THE TASK ->
I need every line of the material below that includes the string "kind".

RECORDS FOR THE EXERCISE ->
+++++
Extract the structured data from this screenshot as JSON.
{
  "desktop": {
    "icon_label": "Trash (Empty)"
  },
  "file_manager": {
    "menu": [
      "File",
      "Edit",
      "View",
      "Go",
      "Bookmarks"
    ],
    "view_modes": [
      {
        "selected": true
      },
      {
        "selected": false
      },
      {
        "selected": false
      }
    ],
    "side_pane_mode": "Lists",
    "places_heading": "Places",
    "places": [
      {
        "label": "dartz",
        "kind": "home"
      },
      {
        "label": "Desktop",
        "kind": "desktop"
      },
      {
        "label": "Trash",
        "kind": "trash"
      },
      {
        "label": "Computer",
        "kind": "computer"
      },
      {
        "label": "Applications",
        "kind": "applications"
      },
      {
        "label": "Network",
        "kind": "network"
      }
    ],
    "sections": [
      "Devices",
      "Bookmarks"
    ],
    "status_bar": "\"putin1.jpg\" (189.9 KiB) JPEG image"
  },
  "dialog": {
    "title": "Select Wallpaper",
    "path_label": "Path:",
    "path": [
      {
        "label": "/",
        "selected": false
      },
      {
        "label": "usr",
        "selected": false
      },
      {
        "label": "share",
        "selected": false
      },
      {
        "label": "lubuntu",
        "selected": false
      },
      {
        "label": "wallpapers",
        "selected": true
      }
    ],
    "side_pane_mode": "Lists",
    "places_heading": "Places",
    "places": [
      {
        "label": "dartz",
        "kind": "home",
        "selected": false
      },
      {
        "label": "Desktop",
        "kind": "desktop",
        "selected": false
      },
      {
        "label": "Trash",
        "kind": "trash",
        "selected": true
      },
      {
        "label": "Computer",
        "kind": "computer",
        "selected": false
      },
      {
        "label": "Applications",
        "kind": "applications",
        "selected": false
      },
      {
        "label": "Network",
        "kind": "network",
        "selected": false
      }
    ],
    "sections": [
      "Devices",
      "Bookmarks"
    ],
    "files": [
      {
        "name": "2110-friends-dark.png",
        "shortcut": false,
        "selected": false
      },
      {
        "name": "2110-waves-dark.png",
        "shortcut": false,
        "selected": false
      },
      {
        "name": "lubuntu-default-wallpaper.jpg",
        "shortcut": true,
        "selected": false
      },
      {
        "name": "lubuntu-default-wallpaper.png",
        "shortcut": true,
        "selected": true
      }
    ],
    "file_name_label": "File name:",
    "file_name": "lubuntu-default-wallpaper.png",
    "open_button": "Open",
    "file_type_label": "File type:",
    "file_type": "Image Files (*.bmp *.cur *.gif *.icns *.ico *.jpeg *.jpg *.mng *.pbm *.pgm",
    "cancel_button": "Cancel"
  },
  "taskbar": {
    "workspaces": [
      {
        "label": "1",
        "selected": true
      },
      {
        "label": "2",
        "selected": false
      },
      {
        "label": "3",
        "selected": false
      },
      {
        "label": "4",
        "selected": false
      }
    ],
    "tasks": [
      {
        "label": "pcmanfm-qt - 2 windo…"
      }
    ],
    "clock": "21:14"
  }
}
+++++
ANSWER FOR THE TASK ->
        "kind": "home"
        "kind": "desktop"
        "kind": "trash"
        "kind": "computer"
        "kind": "applications"
        "kind": "network"
        "kind": "home",
        "kind": "desktop",
        "kind": "trash",
        "kind": "computer",
        "kind": "applications",
        "kind": "network",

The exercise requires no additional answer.